= Required action =
Write out the whole listing word for word.

= The input =
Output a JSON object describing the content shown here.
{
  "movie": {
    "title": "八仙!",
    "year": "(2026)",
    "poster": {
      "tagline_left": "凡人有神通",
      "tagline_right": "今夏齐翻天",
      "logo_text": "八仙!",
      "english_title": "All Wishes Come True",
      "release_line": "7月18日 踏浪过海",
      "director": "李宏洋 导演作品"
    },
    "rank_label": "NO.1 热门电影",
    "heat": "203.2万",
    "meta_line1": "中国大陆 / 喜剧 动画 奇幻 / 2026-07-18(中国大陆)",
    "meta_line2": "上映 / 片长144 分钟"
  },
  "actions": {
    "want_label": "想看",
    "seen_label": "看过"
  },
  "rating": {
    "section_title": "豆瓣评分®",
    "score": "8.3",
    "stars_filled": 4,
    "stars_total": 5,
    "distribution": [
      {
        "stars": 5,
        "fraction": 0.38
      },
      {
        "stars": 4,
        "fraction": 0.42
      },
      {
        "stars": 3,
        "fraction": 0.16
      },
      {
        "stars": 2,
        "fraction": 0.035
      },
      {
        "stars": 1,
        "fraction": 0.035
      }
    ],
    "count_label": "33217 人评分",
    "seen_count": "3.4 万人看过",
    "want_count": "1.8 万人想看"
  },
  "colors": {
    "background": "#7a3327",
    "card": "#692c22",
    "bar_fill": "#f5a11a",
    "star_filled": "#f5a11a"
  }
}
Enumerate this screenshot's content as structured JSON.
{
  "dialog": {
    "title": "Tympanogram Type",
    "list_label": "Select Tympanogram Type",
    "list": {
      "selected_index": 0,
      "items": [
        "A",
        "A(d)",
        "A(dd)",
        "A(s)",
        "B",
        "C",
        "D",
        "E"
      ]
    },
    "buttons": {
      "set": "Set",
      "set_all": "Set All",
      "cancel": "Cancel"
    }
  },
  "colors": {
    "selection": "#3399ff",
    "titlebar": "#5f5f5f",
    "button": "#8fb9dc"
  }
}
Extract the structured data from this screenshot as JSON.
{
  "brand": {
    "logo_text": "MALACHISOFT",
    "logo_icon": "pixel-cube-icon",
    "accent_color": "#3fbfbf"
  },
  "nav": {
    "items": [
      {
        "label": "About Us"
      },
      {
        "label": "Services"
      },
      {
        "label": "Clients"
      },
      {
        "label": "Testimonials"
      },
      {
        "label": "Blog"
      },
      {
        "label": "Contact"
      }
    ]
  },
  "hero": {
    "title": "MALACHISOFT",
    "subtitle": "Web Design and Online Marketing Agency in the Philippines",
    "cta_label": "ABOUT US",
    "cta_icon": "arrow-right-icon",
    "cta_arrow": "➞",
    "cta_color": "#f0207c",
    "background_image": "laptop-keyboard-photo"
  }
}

= Answer below =
Output a JSON object describing the content shown here.
{
  "movie": {
    "title": "八仙!",
    "year": "(2026)",
    "poster": {
      "tagline_left": "凡人有神通",
      "tagline_right": "今夏齐翻天",
      "logo_text": "八仙!",
      "english_title": "All Wishes Come True",
      "release_line": "7月18日 踏浪过海",
      "director": "李宏洋 导演作品"
    },
    "rank_label": "NO.1 热门电影",
    "heat": "203.2万",
    "meta_line1": "中国大陆 / 喜剧 动画 奇幻 / 2026-07-18(中国大陆)",
    "meta_line2": "上映 / 片长144 分钟"
  },
  "actions": {
    "want_label": "想看",
    "seen_label": "看过"
  },
  "rating": {
    "section_title": "豆瓣评分®",
    "score": "8.3",
    "stars_filled": 4,
    "stars_total": 5,
    "distribution": [
      {
        "stars": 5,
        "fraction": 0.38
      },
      {
        "stars": 4,
        "fraction": 0.42
      },
      {
        "stars": 3,
        "fraction": 0.16
      },
      {
        "stars": 2,
        "fraction": 0.035
      },
      {
        "stars": 1,
        "fraction": 0.035
      }
    ],
    "count_label": "33217 人评分",
    "seen_count": "3.4 万人看过",
    "want_count": "1.8 万人想看"
  },
  "colors": {
    "background": "#7a3327",
    "card": "#692c22",
    "bar_fill": "#f5a11a",
    "star_filled": "#f5a11a"
  }
}
Enumerate this screenshot's content as structured JSON.
{
  "dialog": {
    "title": "Tympanogram Type",
    "list_label": "Select Tympanogram Type",
    "list": {
      "selected_index": 0,
      "items": [
        "A",
        "A(d)",
        "A(dd)",
        "A(s)",
        "B",
        "C",
        "D",
        "E"
      ]
    },
    "buttons": {
      "set": "Set",
      "set_all": "Set All",
      "cancel": "Cancel"
    }
  },
  "colors": {
    "selection": "#3399ff",
    "titlebar": "#5f5f5f",
    "button": "#8fb9dc"
  }
}
Extract the structured data from this screenshot as JSON.
{
  "brand": {
    "logo_text": "MALACHISOFT",
    "logo_icon": "pixel-cube-icon",
    "accent_color": "#3fbfbf"
  },
  "nav": {
    "items": [
      {
        "label": "About Us"
      },
      {
        "label": "Services"
      },
      {
        "label": "Clients"
      },
      {
        "label": "Testimonials"
      },
      {
        "label": "Blog"
      },
      {
        "label": "Contact"
      }
    ]
  },
  "hero": {
    "title": "MALACHISOFT",
    "subtitle": "Web Design and Online Marketing Agency in the Philippines",
    "cta_label": "ABOUT US",
    "cta_icon": "arrow-right-icon",
    "cta_arrow": "➞",
    "cta_color": "#f0207c",
    "background_image": "laptop-keyboard-photo"
  }
}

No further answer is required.